▶ _Instructions for the task_
Copy each entry as it stands, leaving nothing out.

[Data about app and page elements]

↓↓↓

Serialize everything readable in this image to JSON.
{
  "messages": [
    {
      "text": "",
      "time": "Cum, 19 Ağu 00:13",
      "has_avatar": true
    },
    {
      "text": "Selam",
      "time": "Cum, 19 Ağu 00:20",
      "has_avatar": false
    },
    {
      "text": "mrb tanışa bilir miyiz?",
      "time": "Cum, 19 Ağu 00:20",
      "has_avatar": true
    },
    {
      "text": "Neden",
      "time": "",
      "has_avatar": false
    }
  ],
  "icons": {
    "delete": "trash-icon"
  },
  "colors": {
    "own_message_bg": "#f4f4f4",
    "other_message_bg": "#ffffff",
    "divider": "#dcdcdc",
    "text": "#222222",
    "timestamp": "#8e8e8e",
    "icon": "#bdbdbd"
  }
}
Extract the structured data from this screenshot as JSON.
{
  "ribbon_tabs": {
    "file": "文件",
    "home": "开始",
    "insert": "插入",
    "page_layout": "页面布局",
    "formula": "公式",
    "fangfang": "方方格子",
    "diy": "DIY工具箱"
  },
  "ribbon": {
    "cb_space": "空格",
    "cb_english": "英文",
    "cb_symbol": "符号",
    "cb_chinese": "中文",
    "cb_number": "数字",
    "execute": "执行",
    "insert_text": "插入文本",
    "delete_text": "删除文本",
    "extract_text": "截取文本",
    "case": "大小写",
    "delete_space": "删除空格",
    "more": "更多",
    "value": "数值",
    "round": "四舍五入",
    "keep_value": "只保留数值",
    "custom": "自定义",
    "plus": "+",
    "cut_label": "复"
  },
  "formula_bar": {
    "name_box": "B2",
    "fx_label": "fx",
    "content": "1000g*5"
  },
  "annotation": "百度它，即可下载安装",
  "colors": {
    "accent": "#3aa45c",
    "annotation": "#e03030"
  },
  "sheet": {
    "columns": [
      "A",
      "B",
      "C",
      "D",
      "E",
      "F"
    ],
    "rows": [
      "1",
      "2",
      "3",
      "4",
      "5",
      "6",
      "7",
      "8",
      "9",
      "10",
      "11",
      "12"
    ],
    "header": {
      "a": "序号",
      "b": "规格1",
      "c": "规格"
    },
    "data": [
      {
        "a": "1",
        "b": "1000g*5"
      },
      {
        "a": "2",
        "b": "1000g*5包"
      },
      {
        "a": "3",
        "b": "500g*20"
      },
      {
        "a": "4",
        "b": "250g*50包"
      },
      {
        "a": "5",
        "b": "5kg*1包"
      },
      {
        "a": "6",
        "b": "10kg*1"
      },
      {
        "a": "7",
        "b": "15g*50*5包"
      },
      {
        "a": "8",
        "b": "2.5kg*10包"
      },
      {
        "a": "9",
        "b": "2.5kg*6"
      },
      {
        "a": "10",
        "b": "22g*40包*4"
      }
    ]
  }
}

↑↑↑

▶ _Answer box_
Serialize everything readable in this image to JSON.
{
  "messages": [
    {
      "text": "",
      "time": "Cum, 19 Ağu 00:13",
      "has_avatar": true
    },
    {
      "text": "Selam",
      "time": "Cum, 19 Ağu 00:20",
      "has_avatar": false
    },
    {
      "text": "mrb tanışa bilir miyiz?",
      "time": "Cum, 19 Ağu 00:20",
      "has_avatar": true
    },
    {
      "text": "Neden",
      "time": "",
      "has_avatar": false
    }
  ],
  "icons": {
    "delete": "trash-icon"
  },
  "colors": {
    "own_message_bg": "#f4f4f4",
    "other_message_bg": "#ffffff",
    "divider": "#dcdcdc",
    "text": "#222222",
    "timestamp": "#8e8e8e",
    "icon": "#bdbdbd"
  }
}
Extract the structured data from this screenshot as JSON.
{
  "ribbon_tabs": {
    "file": "文件",
    "home": "开始",
    "insert": "插入",
    "page_layout": "页面布局",
    "formula": "公式",
    "fangfang": "方方格子",
    "diy": "DIY工具箱"
  },
  "ribbon": {
    "cb_space": "空格",
    "cb_english": "英文",
    "cb_symbol": "符号",
    "cb_chinese": "中文",
    "cb_number": "数字",
    "execute": "执行",
    "insert_text": "插入文本",
    "delete_text": "删除文本",
    "extract_text": "截取文本",
    "case": "大小写",
    "delete_space": "删除空格",
    "more": "更多",
    "value": "数值",
    "round": "四舍五入",
    "keep_value": "只保留数值",
    "custom": "自定义",
    "plus": "+",
    "cut_label": "复"
  },
  "formula_bar": {
    "name_box": "B2",
    "fx_label": "fx",
    "content": "1000g*5"
  },
  "annotation": "百度它，即可下载安装",
  "colors": {
    "accent": "#3aa45c",
    "annotation": "#e03030"
  },
  "sheet": {
    "columns": [
      "A",
      "B",
      "C",
      "D",
      "E",
      "F"
    ],
    "rows": [
      "1",
      "2",
      "3",
      "4",
      "5",
      "6",
      "7",
      "8",
      "9",
      "10",
      "11",
      "12"
    ],
    "header": {
      "a": "序号",
      "b": "规格1",
      "c": "规格"
    },
    "data": [
      {
        "a": "1",
        "b": "1000g*5"
      },
      {
        "a": "2",
        "b": "1000g*5包"
      },
      {
        "a": "3",
        "b": "500g*20"
      },
      {
        "a": "4",
        "b": "250g*50包"
      },
      {
        "a": "5",
        "b": "5kg*1包"
      },
      {
        "a": "6",
        "b": "10kg*1"
      },
      {
        "a": "7",
        "b": "15g*50*5包"
      },
      {
        "a": "8",
        "b": "2.5kg*10包"
      },
      {
        "a": "9",
        "b": "2.5kg*6"
      },
      {
        "a": "10",
        "b": "22g*40包*4"
      }
    ]
  }
}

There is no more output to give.